(Data shown Opens)

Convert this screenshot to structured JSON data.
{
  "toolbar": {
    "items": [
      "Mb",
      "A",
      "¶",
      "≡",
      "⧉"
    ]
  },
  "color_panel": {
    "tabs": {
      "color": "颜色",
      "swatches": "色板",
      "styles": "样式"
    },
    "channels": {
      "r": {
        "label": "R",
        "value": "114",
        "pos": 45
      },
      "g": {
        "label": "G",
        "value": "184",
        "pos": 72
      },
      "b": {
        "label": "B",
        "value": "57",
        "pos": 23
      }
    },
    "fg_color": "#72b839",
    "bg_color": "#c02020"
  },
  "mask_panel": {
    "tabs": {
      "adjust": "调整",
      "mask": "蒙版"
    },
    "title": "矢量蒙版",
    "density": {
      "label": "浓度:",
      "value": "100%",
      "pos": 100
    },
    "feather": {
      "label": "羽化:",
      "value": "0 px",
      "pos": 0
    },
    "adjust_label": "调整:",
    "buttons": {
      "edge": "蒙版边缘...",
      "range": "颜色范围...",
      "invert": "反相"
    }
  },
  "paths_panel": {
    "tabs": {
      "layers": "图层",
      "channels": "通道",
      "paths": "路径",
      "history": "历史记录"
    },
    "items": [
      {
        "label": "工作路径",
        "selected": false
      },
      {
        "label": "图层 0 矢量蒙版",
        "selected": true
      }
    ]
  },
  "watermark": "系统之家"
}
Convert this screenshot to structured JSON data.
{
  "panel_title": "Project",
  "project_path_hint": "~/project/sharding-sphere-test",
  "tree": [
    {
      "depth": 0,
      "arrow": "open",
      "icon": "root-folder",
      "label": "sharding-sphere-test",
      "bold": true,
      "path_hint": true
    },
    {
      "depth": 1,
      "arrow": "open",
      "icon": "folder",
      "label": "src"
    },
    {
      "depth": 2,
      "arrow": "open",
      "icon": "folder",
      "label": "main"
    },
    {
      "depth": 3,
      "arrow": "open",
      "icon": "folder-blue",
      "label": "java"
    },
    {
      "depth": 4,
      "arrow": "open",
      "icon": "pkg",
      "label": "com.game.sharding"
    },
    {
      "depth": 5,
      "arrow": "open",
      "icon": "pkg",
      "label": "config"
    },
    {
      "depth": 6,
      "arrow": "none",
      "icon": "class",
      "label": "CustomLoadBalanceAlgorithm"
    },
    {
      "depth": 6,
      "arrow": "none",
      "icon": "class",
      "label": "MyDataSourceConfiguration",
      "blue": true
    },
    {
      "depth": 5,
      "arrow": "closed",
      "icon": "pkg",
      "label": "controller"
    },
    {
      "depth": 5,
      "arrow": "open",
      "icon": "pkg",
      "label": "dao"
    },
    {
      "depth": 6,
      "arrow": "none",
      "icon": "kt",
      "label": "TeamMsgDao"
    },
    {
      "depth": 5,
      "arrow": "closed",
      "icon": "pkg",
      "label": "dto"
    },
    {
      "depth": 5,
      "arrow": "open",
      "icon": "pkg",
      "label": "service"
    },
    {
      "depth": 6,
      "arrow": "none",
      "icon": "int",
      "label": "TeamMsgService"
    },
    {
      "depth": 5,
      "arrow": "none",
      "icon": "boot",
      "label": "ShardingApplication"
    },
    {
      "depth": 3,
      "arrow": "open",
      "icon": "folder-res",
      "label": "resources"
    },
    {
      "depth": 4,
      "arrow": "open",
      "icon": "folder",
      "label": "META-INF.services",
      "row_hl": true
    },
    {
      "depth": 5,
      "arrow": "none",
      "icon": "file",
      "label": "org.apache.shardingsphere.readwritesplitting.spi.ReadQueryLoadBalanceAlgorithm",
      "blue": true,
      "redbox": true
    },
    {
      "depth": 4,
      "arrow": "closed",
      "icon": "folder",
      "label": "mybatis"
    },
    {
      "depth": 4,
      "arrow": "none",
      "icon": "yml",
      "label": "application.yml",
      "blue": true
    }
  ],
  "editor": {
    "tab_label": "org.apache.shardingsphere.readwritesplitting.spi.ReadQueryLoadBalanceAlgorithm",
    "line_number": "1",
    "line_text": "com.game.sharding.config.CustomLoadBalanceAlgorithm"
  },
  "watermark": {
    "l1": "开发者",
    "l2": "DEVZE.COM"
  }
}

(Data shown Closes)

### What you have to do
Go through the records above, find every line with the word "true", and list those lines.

### Expected answer
        "selected": true
      "bold": true,
      "path_hint": true
      "blue": true
      "row_hl": true
      "blue": true,
      "redbox": true
      "blue": true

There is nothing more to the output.